“I am deeply moved by how hard you are working to continue your education after working for hours every day to help your families,” she said.
A total of 6,600 centres have been established in Bangladesh, targeting 166,000 child labourers between the ages of 10 to 14 who are not receiving a formal education because they work to support themselves and their families. The project is funded by UNICEF in partnership with the Canadian International Development Agency and the Swedish International Development Cooperation Agency.
"There are more girls than boys in most learning centres. We want to include and empower more girls," explained UNICEF Bangladesh Chief of Education Nabendra Dahal. "The challenge is to make the learners stay on to complete the 40-month course. Many drop out because of high rates of mobility and rising demands on their earning."
The Project Director of the Bureau of Non-Formal Education, Rezaul Quader, toured the learning centre with Mrs. Ban, who observed the students' various study groups and activities.
"I am impressed to see your perseverance under difficult circumstances," Mrs. Ban told the children. "I encourage you to keep it up. And I thank the Government of Bangladesh, the implementing NGO and UNICEF for creating learning opportunities for the working children."
'Anything is possible'
Mrs. Ban spoke to individual students, asking them each their name and age and inquiring about their lessons, families and jobs.
The children, who work at various jobs such as selling vegetables or making handicrafts, told her they have to work for an average of six hours every day to earn approximately $8.
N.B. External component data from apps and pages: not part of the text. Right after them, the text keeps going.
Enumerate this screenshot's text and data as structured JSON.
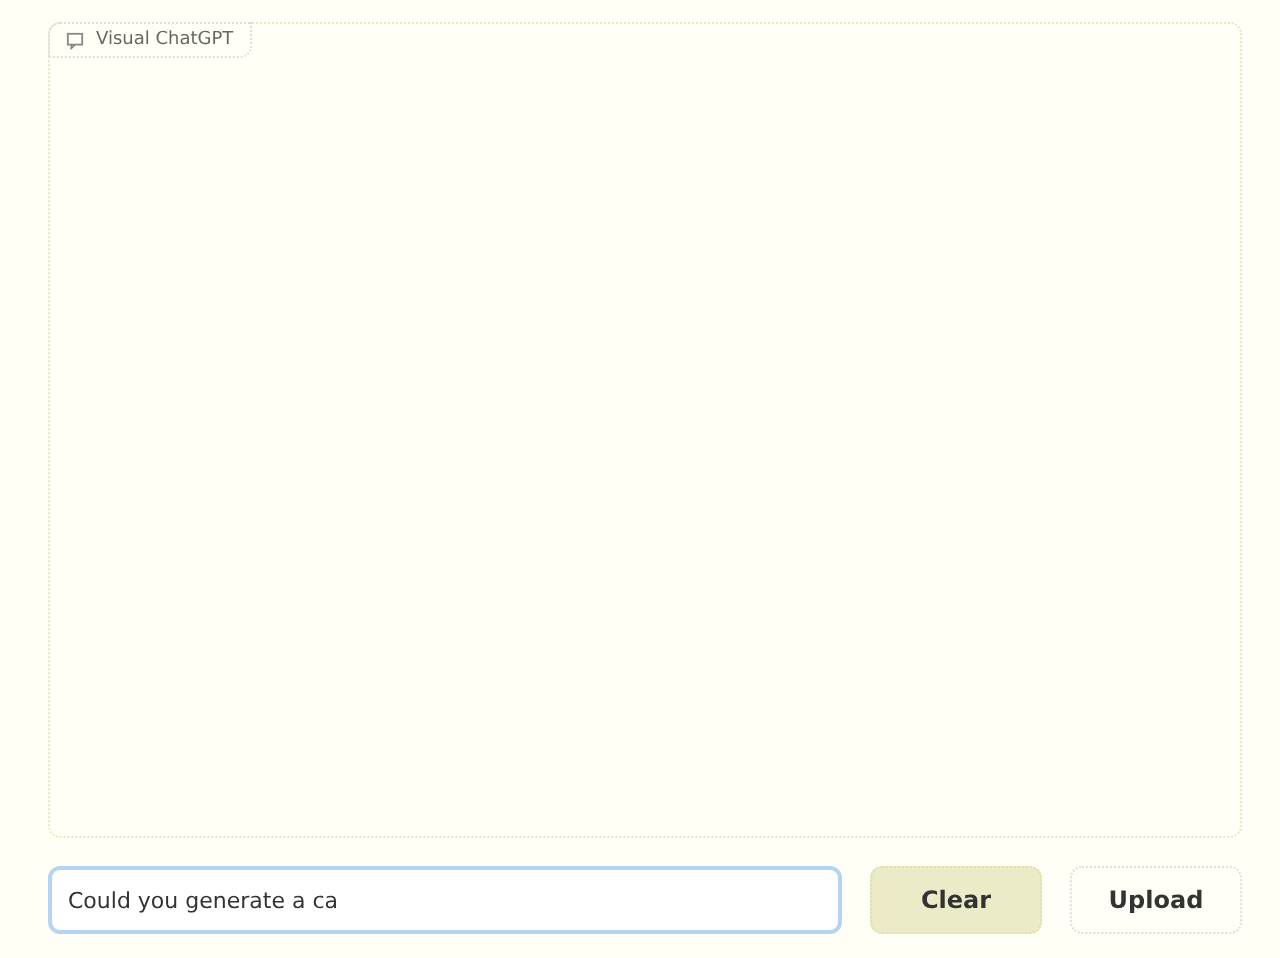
{
  "chatbot": {
    "label": "Visual ChatGPT"
  },
  "input": {
    "value": "Could you generate a ca"
  },
  "buttons": [
    {
      "label": "Clear",
      "kind": "secondary"
    },
    {
      "label": "Upload",
      "kind": "plain"
    }
  ]
}
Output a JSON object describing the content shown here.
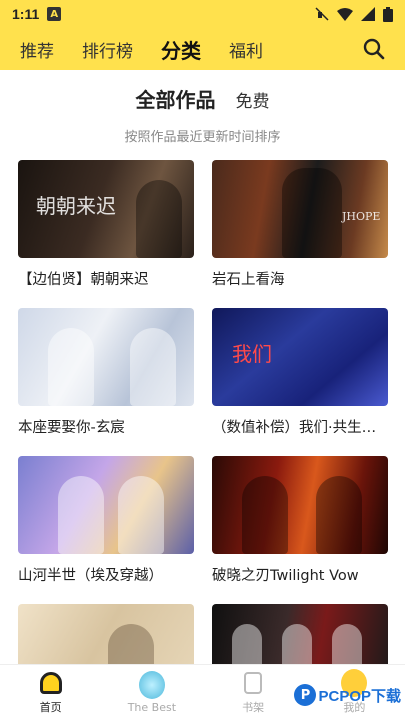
{
  "status": {
    "time": "1:11",
    "badge": "A"
  },
  "nav": {
    "tabs": [
      "推荐",
      "排行榜",
      "分类",
      "福利"
    ],
    "active_index": 2
  },
  "filter": {
    "main": "全部作品",
    "sub": "免费"
  },
  "sort_note": "按照作品最近更新时间排序",
  "works": [
    {
      "title": "【边伯贤】朝朝来迟",
      "thumb_text": "朝朝来迟"
    },
    {
      "title": "岩石上看海",
      "thumb_text": "JHOPE"
    },
    {
      "title": "本座要娶你-玄宸",
      "thumb_text": ""
    },
    {
      "title": "（数值补偿）我们·共生…",
      "thumb_text": "我们"
    },
    {
      "title": "山河半世（埃及穿越）",
      "thumb_text": ""
    },
    {
      "title": "破晓之刃Twilight Vow",
      "thumb_text": ""
    },
    {
      "title": "",
      "thumb_text": ""
    },
    {
      "title": "",
      "thumb_text": ""
    }
  ],
  "bottom_nav": [
    {
      "label": "首页",
      "icon": "home-icon"
    },
    {
      "label": "The Best",
      "icon": "the-best-icon"
    },
    {
      "label": "书架",
      "icon": "bookshelf-icon"
    },
    {
      "label": "我的",
      "icon": "profile-icon"
    }
  ],
  "watermark": {
    "logo_letter": "P",
    "text": "PCPOP下载"
  },
  "colors": {
    "accent": "#ffe14d",
    "watermark": "#1b6fd6"
  }
}
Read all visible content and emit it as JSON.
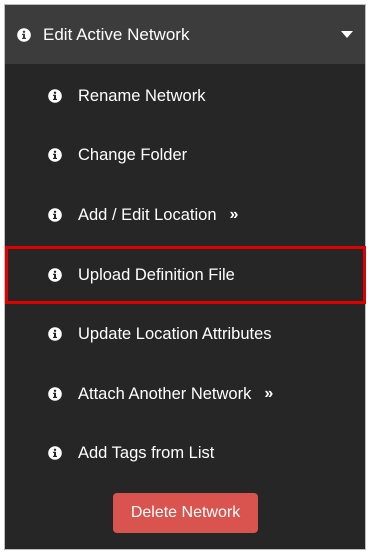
{
  "header": {
    "title": "Edit Active Network",
    "icon": "info-circle-icon",
    "caret_icon": "caret-down-icon"
  },
  "menu": {
    "items": [
      {
        "label": "Rename Network",
        "icon": "info-circle-icon"
      },
      {
        "label": "Change Folder",
        "icon": "info-circle-icon"
      },
      {
        "label": "Add / Edit Location",
        "icon": "info-circle-icon",
        "more": "»"
      },
      {
        "label": "Upload Definition File",
        "icon": "info-circle-icon",
        "highlighted": true
      },
      {
        "label": "Update Location Attributes",
        "icon": "info-circle-icon"
      },
      {
        "label": "Attach Another Network",
        "icon": "info-circle-icon",
        "more": "»"
      },
      {
        "label": "Add Tags from List",
        "icon": "info-circle-icon"
      }
    ]
  },
  "delete_button": {
    "label": "Delete Network"
  },
  "colors": {
    "panel_bg": "#262626",
    "header_bg": "#3c3c3c",
    "text": "#ffffff",
    "highlight_border": "#e00000",
    "danger": "#d9534f"
  }
}
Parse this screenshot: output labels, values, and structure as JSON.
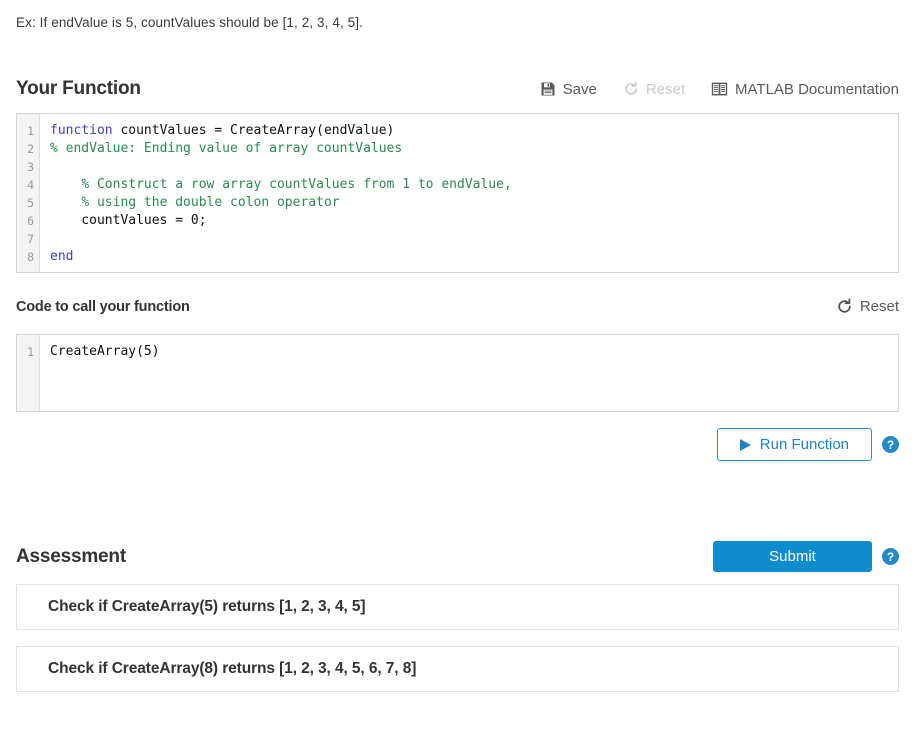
{
  "intro": {
    "text": "Ex: If endValue is 5, countValues should be [1, 2, 3, 4, 5]."
  },
  "your_function": {
    "title": "Your Function",
    "actions": {
      "save": {
        "label": "Save",
        "icon": "save-floppy-icon",
        "enabled": true
      },
      "reset": {
        "label": "Reset",
        "icon": "reset-refresh-icon",
        "enabled": false
      },
      "docs": {
        "label": "MATLAB Documentation",
        "icon": "book-icon",
        "enabled": true
      }
    },
    "editor": {
      "line_numbers": [
        "1",
        "2",
        "3",
        "4",
        "5",
        "6",
        "7",
        "8"
      ],
      "lines": [
        "function countValues = CreateArray(endValue)",
        "% endValue: Ending value of array countValues",
        "",
        "    % Construct a row array countValues from 1 to endValue,",
        "    % using the double colon operator",
        "    countValues = 0;",
        "",
        "end"
      ]
    }
  },
  "call_code": {
    "title": "Code to call your function",
    "actions": {
      "reset": {
        "label": "Reset",
        "icon": "reset-refresh-icon",
        "enabled": true
      }
    },
    "editor": {
      "line_numbers": [
        "1"
      ],
      "lines": [
        "CreateArray(5)"
      ]
    },
    "run_button": {
      "label": "Run Function",
      "icon": "play-icon"
    },
    "help": {
      "label": "?"
    }
  },
  "assessment": {
    "title": "Assessment",
    "submit_label": "Submit",
    "help": {
      "label": "?"
    },
    "tests": [
      {
        "label": "Check if CreateArray(5) returns [1, 2, 3, 4, 5]"
      },
      {
        "label": "Check if CreateArray(8) returns [1, 2, 3, 4, 5, 6, 7, 8]"
      }
    ]
  },
  "colors": {
    "accent_blue": "#0f8cce",
    "run_border": "#1a9ad7",
    "keyword": "#3f3fbf",
    "comment": "#2c8a4f",
    "muted": "#cbcbcb"
  }
}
"I will tell you a true story," said Mrs. Ban. "When my husband, the UN Secretary-General, was a child, he did not have a desk to study on and he often studied under a tree. If you work hard and stay focused on your future, anything is possible, and you can one day realize your dreams and reach your goals."